Javier Castillo-Olivares, University of Cambridge, United Kingdom

Reviewed by:

Sunil Gairola, Serum Institute of India, India
Keith Chappell, The University of Queensland, Australia

Copyright © 2023 Monath, Nichols, Feldmann, Griffin, Haddock, Callison, Meade-White, Okumura, Lovaglio, Hanley, Clancy, Shaia, Rida and Fusco. This is an open-access article distributed under the terms of the Creative Commons Attribution License (CC BY). The use, distribution or reproduction in other forums is permitted, provided the original author(s) and the copyright owner(s) are credited and that the original publication in this journal is cited, in accordance with accepted academic practice. No use, distribution or reproduction is permitted which does not comply with these terms.

*Correspondence: Thomas P. Monath,

Disclaimer: All claims expressed in this article are solely those of the authors and do not necessarily represent those of their affiliated organizations, or those of the publisher, the editors and the reviewers.
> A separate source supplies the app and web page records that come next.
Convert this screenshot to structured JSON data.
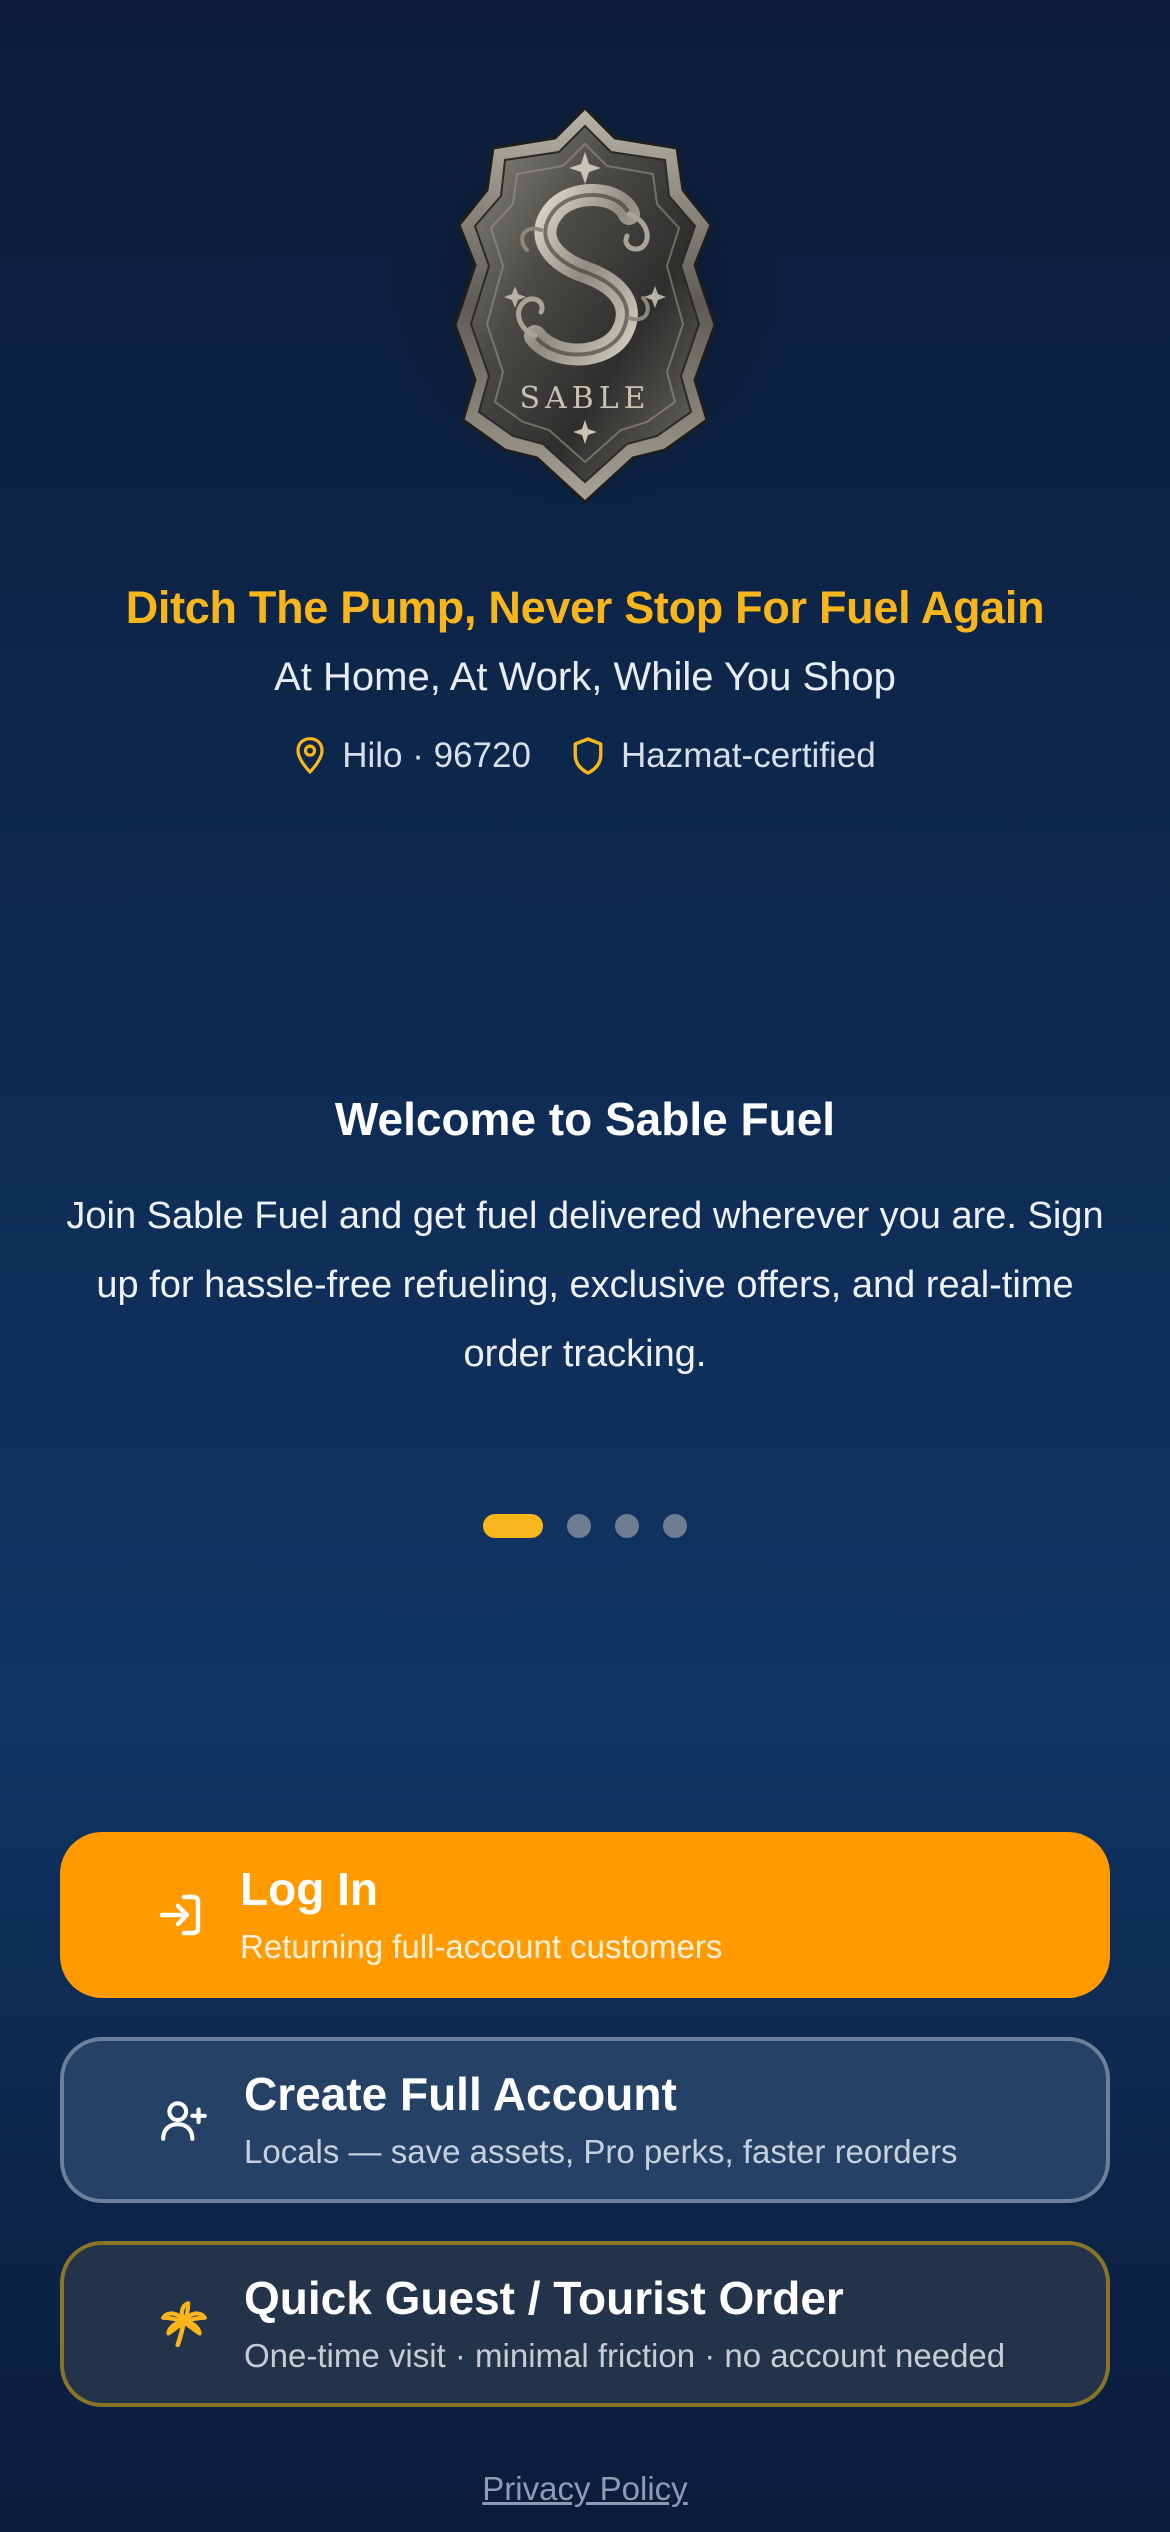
{
  "brand": {
    "logo_text": "SABLE",
    "logo_icon": "sable-shield-crest"
  },
  "hero": {
    "tagline": "Ditch The Pump, Never Stop For Fuel Again",
    "subtagline": "At Home, At Work, While You Shop",
    "location": "Hilo · 96720",
    "certification": "Hazmat-certified"
  },
  "carousel": {
    "title": "Welcome to Sable Fuel",
    "body": "Join Sable Fuel and get fuel delivered wherever you are. Sign up for hassle-free refueling, exclusive offers, and real-time order tracking.",
    "page_count": 4,
    "active_index": 0
  },
  "actions": {
    "login": {
      "title": "Log In",
      "subtitle": "Returning full-account customers",
      "icon": "login-arrow-icon"
    },
    "create": {
      "title": "Create Full Account",
      "subtitle": "Locals — save assets, Pro perks, faster reorders",
      "icon": "user-plus-icon"
    },
    "guest": {
      "title": "Quick Guest / Tourist Order",
      "subtitle": "One-time visit · minimal friction · no account needed",
      "icon": "palm-tree-icon"
    }
  },
  "footer": {
    "privacy_label": "Privacy Policy"
  },
  "colors": {
    "accent": "#f8b61c",
    "login_button": "#ff9b00",
    "create_button": "#254166",
    "guest_button": "#23334a",
    "background_top": "#0b1d38",
    "background_mid": "#103564"
  }
}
Any product that may be evaluated in this article or claim that may be made by its manufacturer is not guaranteed or endorsed by the publisher.